There have been a further 494 deaths in Britain across all settings with the total death toll now standing ay 33,186, according to government figures.
However, the Office for National Statistics (ONS) has suggested the death toll is far higher and is most likely to be over 50,000.
Britain’s top statistician, Professor Sir Ian Diamond who is the head of the ONS warned that the number of deaths are not falling quickly enough after hitting the peak.
He said, “We need to be worried as a nation” over the seeds of a second peak in coronavirus being sewn as the country eases its way out of the lockdown.
He further warned the full indirect effects of the coronavirus crisis in the UK may not be known for years.
He told MPs on Wednesday, “We are through the current peak. It does seem to me we need to be worried as a nation that as we come through this current peak, we do not seed another one.”
Professor Anthony Costello, a member of the independent Scientific Advisory Group for Emergencies (SAGE) committee, said the easing of the lockdown “will not ensure the suppression of the epidemic.”
The former WHO director added, “In short, the government plans will lead to the epidemic returning early, cases rising, further preventable deaths, and no guarantee that herd immunity will ever occur.
“This is compounding the disastrous policy of March 12.”
Writing in the Guardian newspaper last month Professor Costello wrote, “The basic principles of public health, and the daily mantra of the WHO – to find the virus, test, trace and isolate, to promote social distancing, and to do it all at speed – appear to have been effectively disregarded.”
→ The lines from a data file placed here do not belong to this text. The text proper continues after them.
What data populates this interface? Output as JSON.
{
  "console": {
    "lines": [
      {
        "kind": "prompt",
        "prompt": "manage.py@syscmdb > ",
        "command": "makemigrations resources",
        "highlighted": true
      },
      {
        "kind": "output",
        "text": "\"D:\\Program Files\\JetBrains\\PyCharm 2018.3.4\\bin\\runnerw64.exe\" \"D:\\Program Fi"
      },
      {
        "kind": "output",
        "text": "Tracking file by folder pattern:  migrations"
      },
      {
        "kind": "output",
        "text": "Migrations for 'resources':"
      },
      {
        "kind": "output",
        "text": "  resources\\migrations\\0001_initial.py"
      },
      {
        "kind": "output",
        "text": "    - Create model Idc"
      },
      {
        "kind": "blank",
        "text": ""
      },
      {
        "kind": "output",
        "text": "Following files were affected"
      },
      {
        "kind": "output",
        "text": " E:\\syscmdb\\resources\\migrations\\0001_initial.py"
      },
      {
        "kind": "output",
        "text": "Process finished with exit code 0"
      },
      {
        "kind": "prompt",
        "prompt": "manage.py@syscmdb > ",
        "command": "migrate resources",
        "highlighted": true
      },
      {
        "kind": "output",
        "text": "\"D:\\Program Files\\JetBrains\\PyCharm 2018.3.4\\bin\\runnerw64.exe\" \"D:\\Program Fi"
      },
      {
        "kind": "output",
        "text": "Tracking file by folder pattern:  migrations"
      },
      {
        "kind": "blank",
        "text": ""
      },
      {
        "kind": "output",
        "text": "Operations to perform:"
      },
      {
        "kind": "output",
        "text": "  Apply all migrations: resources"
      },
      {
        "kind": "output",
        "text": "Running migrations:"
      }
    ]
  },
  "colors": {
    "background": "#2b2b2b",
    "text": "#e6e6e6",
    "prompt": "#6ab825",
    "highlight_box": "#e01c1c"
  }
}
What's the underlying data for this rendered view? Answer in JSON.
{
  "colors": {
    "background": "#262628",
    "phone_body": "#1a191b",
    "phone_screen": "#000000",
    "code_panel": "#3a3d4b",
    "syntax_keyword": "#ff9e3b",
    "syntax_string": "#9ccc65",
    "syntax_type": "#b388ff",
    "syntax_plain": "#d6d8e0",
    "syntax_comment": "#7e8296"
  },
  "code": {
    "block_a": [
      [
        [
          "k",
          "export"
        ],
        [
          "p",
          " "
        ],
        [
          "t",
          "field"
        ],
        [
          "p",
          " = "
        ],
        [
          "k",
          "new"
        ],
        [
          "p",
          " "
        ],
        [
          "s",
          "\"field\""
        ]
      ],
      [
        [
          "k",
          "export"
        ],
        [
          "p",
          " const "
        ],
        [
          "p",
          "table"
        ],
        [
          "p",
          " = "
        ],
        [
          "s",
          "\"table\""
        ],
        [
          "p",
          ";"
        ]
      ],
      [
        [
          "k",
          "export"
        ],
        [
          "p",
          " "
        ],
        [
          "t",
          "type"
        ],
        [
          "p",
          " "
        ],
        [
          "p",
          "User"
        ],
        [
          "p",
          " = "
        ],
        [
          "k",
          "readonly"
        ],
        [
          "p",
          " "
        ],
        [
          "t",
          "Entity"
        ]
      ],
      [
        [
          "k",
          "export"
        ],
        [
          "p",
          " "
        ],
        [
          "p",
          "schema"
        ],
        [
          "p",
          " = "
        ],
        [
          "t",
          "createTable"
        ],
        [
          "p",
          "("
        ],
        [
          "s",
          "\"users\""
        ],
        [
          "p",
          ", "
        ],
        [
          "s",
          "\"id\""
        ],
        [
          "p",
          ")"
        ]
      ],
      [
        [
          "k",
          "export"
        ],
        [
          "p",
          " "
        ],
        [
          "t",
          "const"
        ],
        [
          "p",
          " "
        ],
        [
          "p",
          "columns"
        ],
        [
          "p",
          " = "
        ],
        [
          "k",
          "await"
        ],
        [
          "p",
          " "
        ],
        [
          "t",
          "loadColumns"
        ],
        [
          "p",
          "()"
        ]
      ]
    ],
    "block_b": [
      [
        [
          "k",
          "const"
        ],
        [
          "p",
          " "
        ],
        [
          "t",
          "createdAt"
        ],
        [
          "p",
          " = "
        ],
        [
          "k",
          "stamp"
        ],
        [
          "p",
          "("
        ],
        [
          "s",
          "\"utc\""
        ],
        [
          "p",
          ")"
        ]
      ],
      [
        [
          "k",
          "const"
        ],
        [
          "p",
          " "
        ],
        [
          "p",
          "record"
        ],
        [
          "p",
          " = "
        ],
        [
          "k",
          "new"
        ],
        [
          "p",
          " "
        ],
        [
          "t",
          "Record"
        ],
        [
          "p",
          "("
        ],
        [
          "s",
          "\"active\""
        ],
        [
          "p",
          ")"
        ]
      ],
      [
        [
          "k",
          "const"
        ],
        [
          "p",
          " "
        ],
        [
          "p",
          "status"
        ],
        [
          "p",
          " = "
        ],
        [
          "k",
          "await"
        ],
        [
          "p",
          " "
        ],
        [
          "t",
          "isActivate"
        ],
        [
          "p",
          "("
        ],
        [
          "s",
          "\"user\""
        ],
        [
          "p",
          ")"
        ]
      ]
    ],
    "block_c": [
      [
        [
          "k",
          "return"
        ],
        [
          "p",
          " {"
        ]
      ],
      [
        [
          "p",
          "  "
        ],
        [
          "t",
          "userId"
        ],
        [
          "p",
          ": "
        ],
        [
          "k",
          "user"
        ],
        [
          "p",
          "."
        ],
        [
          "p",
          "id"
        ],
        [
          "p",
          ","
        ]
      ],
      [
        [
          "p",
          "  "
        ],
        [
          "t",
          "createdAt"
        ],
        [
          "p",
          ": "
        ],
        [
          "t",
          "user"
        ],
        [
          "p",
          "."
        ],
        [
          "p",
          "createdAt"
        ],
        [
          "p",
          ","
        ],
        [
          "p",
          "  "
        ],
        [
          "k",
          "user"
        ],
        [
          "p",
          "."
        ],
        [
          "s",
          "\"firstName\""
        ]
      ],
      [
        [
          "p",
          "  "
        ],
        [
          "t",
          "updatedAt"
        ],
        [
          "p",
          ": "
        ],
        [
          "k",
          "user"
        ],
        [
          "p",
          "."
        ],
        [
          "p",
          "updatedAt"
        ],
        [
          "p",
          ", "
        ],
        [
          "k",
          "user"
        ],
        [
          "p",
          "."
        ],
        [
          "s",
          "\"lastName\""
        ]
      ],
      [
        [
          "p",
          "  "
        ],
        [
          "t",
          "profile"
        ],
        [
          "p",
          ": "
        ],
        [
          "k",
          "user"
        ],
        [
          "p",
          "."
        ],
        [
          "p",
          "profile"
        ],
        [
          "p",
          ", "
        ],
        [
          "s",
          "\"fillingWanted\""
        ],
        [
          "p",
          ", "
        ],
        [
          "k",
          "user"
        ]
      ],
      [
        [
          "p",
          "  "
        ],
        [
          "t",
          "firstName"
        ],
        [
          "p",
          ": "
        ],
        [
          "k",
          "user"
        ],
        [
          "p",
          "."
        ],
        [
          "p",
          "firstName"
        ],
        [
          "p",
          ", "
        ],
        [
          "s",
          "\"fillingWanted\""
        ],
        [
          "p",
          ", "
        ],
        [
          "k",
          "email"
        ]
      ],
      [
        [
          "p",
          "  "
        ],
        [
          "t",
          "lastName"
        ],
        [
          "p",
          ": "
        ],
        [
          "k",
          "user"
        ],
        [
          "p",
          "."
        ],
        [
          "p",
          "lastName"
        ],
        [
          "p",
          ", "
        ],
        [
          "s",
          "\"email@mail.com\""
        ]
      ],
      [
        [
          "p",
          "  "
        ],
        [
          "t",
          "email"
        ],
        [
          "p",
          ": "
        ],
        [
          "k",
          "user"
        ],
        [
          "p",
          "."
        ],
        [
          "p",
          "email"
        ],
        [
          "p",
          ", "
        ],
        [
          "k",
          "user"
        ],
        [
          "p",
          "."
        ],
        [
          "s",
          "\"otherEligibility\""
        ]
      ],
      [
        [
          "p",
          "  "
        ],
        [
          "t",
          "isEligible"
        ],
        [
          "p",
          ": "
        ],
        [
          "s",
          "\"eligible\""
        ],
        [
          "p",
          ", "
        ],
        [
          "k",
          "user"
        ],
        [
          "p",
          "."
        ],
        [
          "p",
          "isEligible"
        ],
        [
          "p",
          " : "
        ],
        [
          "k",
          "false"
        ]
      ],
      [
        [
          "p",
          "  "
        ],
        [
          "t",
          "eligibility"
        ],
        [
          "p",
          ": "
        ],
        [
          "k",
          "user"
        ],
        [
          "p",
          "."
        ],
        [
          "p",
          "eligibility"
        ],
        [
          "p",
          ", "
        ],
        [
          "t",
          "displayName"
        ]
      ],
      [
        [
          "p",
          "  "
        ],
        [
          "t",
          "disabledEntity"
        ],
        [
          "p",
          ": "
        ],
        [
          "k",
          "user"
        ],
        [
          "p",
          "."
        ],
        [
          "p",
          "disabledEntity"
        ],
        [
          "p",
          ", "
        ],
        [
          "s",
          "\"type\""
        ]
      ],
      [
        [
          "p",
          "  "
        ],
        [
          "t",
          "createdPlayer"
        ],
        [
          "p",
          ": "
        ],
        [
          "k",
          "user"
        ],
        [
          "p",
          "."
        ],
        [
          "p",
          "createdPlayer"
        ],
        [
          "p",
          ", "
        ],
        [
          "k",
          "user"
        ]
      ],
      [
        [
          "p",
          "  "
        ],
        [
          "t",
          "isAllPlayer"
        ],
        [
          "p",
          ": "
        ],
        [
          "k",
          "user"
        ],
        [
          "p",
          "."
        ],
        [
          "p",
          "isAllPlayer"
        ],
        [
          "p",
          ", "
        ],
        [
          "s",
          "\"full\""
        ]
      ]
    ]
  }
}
Dr Mike Ryan, executive director of the WHO’s health emergencies programme, told a press briefing in Geneva, “Humans are not herds, and, as such, the concept of herd immunity is generally reserved for calculating how many people will need to be vaccinated and the population in order to generate that effect.